▸ What is expected
Lines from the records below that contain the word "AP上限" are to be copied out.

[[ Data listing open ]]

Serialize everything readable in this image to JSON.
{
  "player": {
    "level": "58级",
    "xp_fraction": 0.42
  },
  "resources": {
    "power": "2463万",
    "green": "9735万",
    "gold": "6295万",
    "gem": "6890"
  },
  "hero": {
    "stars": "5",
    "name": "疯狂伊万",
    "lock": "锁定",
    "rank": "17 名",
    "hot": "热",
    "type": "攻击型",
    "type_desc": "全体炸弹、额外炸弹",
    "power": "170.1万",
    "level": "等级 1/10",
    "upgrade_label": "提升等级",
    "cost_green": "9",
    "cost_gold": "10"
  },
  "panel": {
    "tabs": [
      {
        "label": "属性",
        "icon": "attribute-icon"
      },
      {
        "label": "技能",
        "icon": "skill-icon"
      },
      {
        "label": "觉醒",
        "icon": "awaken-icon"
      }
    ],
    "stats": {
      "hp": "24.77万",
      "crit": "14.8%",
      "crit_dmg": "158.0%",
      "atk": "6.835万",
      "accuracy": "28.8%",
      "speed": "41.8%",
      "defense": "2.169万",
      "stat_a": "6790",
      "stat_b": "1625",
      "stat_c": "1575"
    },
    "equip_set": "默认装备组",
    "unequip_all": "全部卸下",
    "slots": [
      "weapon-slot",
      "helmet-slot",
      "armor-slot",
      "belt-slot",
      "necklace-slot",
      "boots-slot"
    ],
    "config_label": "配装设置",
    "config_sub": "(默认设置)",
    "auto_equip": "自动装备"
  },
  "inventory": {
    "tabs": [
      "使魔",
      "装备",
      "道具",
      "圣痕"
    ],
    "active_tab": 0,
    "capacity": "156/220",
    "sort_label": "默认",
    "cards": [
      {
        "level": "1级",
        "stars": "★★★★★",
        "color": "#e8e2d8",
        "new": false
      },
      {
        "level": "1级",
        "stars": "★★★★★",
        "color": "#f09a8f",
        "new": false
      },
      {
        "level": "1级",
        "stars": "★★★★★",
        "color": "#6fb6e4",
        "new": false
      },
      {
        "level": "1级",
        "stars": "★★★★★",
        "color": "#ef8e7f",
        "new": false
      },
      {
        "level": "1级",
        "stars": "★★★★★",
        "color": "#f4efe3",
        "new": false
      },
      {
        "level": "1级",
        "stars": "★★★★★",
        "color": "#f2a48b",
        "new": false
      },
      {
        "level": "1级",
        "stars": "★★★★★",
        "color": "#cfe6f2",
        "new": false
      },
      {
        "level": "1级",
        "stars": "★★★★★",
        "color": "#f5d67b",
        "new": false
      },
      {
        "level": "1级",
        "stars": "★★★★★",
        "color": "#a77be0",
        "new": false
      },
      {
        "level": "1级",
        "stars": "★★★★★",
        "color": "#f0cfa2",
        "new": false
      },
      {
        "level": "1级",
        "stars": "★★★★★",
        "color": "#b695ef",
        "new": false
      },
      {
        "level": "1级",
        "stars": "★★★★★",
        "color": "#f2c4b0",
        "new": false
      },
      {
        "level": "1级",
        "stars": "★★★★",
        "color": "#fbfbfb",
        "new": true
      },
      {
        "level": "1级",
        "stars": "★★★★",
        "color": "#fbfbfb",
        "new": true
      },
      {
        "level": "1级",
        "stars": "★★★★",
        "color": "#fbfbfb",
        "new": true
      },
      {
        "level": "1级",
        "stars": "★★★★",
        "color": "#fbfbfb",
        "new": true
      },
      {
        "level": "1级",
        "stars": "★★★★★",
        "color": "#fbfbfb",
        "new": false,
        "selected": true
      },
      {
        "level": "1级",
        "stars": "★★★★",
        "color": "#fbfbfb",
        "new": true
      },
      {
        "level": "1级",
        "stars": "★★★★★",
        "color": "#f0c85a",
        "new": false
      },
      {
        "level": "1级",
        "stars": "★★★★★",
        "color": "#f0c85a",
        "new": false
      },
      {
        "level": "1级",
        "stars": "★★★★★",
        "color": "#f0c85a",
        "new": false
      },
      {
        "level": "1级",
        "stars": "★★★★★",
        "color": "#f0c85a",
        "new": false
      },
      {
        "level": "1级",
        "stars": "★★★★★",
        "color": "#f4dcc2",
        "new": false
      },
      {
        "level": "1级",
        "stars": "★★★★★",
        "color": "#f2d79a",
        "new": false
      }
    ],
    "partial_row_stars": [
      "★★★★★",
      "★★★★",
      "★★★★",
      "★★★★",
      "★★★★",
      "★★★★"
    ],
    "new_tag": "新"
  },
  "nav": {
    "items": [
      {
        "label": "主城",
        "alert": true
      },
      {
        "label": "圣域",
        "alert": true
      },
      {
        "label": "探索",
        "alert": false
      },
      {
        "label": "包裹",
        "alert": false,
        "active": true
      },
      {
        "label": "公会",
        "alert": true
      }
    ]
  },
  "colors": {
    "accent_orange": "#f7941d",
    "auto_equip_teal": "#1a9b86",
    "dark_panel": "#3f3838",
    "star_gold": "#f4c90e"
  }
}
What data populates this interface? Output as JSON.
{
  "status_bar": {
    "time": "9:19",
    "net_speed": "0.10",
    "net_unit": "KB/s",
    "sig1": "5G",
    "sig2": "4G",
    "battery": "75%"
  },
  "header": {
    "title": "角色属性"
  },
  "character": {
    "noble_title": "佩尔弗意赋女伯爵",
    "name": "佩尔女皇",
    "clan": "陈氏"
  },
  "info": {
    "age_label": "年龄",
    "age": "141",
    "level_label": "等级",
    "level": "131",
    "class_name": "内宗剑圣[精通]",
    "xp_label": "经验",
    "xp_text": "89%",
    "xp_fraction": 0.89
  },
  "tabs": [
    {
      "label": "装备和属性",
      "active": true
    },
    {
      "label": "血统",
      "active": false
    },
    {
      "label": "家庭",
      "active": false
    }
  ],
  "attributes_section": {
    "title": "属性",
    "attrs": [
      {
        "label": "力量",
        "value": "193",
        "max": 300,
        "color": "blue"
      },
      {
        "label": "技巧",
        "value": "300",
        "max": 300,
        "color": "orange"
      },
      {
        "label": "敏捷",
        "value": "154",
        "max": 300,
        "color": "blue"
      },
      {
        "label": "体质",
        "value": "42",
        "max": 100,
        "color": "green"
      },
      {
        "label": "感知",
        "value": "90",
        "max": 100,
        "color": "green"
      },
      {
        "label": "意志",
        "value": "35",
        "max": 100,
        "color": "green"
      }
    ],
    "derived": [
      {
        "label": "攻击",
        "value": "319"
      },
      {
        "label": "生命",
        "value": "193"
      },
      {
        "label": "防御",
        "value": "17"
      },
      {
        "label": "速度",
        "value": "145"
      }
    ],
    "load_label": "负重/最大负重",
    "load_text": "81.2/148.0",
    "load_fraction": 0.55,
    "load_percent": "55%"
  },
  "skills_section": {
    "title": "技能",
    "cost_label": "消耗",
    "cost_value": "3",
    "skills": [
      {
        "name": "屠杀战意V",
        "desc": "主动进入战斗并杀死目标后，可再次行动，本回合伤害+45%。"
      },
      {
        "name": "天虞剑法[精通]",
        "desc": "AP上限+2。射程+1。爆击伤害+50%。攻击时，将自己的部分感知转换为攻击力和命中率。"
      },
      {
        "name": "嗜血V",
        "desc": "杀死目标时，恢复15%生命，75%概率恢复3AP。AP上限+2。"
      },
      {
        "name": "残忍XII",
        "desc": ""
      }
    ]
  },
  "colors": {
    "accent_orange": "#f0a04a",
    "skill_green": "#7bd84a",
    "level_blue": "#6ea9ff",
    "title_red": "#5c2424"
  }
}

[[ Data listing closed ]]

▸ Result of the task
        "desc": "AP上限+2。射程+1。爆击伤害+50%。攻击时，将自己的部分感知转换为攻击力和命中率。"
        "desc": "杀死目标时，恢复15%生命，75%概率恢复3AP。AP上限+2。"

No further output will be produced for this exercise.